RECORDED INFORMATION START

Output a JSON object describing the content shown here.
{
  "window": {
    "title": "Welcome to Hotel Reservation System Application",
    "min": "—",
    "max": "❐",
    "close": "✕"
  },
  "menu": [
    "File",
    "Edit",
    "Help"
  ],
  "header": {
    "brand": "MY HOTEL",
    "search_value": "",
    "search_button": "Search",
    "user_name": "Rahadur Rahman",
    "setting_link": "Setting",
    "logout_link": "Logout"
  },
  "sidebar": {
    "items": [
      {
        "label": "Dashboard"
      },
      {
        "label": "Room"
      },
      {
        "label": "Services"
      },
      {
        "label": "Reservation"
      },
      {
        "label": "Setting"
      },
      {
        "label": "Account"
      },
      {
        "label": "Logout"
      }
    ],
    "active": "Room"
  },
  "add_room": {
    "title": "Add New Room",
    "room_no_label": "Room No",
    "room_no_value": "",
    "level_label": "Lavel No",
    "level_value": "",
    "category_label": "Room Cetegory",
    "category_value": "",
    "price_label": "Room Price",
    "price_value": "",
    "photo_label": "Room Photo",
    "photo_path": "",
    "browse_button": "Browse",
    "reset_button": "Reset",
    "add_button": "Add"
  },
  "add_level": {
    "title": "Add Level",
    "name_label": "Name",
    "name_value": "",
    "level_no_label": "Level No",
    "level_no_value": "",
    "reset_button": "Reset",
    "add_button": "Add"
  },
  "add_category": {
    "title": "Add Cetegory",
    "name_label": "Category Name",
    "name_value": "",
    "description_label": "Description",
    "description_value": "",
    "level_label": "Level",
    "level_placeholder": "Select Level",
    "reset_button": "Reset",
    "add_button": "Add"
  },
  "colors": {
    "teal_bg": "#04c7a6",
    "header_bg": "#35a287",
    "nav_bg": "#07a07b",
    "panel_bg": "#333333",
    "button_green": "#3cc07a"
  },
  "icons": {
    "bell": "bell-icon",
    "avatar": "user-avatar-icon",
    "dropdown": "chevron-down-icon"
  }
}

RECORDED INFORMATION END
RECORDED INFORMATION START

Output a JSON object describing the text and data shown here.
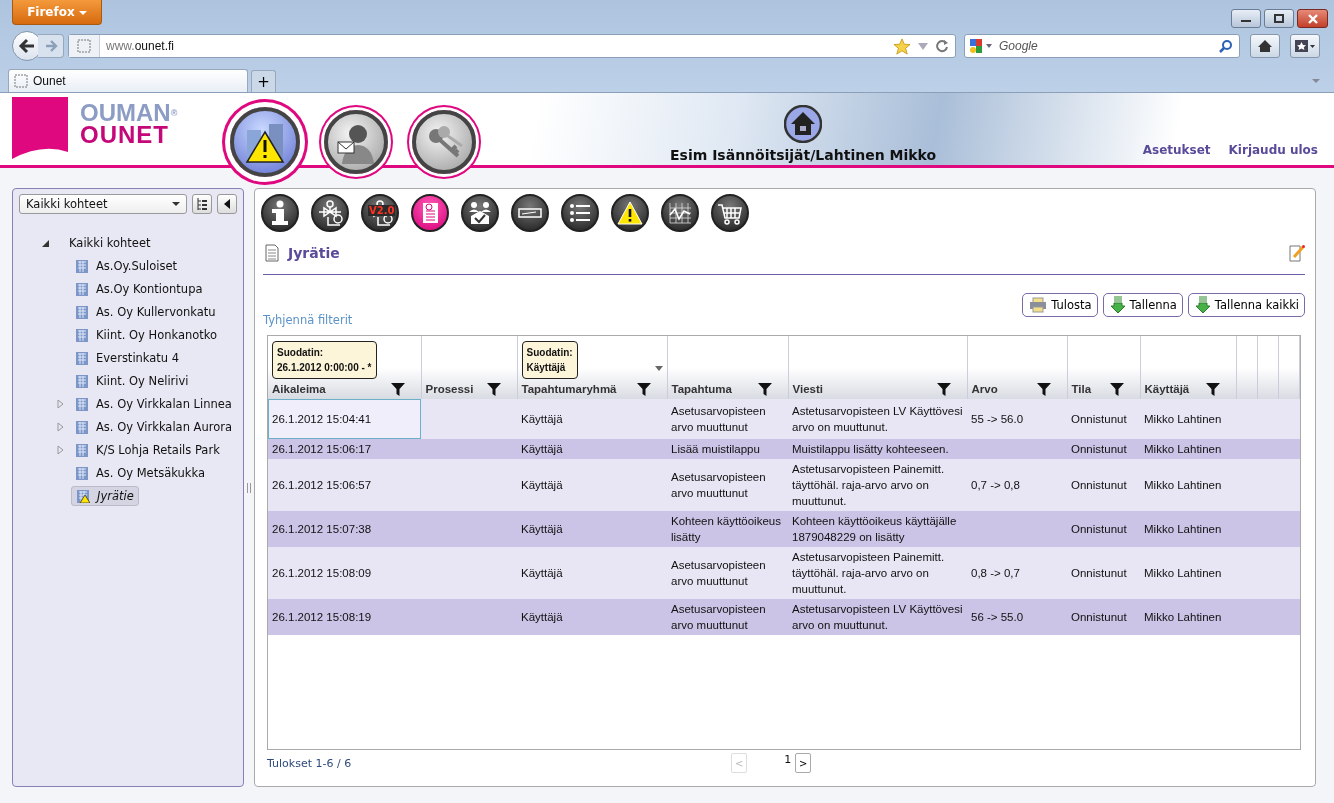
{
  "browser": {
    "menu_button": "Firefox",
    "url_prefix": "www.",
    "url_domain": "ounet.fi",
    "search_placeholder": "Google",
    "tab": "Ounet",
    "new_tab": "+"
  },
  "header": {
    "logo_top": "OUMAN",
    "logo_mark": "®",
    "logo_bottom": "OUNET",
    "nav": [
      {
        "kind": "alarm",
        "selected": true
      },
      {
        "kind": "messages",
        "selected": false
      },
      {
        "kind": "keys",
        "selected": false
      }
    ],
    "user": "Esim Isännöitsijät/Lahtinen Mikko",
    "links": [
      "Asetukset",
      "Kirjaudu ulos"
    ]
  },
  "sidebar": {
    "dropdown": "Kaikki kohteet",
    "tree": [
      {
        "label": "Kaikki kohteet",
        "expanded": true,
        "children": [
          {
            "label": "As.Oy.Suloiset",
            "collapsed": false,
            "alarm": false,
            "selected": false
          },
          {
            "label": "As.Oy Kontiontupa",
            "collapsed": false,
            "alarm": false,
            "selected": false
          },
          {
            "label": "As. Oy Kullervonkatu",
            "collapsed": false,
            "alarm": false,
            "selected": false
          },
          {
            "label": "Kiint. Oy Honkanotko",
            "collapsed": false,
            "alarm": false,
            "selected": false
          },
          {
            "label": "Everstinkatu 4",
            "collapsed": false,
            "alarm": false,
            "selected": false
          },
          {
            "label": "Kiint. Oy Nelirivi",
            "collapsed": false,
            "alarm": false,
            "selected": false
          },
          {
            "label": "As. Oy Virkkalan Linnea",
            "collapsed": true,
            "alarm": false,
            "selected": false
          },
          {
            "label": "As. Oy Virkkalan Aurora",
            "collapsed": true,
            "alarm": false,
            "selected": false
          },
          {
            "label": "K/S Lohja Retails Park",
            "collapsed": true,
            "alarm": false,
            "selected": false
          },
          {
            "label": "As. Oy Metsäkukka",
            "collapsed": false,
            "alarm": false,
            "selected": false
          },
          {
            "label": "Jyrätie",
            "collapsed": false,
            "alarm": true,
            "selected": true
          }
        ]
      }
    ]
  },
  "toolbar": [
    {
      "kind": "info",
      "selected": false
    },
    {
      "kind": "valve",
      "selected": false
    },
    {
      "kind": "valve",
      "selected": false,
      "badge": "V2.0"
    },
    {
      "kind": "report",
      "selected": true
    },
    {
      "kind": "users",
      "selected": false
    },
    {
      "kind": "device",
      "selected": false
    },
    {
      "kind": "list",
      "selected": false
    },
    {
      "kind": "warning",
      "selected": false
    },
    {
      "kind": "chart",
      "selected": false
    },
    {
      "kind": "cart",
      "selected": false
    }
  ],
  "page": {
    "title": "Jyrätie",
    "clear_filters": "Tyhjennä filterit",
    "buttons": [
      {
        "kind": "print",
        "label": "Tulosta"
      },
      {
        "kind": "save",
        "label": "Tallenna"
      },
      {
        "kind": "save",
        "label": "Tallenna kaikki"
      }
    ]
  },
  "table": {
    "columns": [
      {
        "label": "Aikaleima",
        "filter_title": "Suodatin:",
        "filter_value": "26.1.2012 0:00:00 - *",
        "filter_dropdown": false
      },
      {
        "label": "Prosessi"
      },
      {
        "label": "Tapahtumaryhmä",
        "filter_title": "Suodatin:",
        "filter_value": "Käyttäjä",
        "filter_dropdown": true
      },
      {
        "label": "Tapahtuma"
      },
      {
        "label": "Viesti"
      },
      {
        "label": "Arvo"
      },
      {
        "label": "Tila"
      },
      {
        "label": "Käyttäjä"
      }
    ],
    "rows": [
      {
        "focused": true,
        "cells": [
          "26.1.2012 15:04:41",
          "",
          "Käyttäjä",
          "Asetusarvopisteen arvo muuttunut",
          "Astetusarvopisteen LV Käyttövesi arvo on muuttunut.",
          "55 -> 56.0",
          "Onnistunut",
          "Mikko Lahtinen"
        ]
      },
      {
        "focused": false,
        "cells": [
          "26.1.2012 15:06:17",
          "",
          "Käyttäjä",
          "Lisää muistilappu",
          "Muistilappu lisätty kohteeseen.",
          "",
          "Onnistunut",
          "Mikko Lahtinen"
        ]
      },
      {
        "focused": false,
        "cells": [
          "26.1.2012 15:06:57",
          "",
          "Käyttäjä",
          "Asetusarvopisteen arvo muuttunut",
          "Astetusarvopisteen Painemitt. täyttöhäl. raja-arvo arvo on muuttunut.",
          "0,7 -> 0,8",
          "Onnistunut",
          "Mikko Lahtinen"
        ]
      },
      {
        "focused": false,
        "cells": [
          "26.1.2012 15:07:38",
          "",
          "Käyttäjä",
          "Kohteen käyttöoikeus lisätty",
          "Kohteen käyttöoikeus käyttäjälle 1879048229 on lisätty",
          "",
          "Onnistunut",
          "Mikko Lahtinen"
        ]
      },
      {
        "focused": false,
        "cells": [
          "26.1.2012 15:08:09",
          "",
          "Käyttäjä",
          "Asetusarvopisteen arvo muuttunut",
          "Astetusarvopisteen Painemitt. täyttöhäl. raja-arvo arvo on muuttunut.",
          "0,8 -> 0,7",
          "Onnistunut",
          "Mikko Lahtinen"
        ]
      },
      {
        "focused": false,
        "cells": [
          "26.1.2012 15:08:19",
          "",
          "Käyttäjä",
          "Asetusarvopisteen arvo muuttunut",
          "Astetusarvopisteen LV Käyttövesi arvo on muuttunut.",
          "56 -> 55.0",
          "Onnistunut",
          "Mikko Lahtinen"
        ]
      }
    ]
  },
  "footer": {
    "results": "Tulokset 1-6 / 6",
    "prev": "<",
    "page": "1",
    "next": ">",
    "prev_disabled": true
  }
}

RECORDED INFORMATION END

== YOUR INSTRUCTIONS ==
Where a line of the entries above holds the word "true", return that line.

== REPLY TO THE EXERCISE ==
        "selected": true
        "expanded": true,
            "collapsed": true,
            "collapsed": true,
            "collapsed": true,
            "alarm": true,
            "selected": true
      "selected": true
        "filter_dropdown": true
        "focused": true,
    "prev_disabled": true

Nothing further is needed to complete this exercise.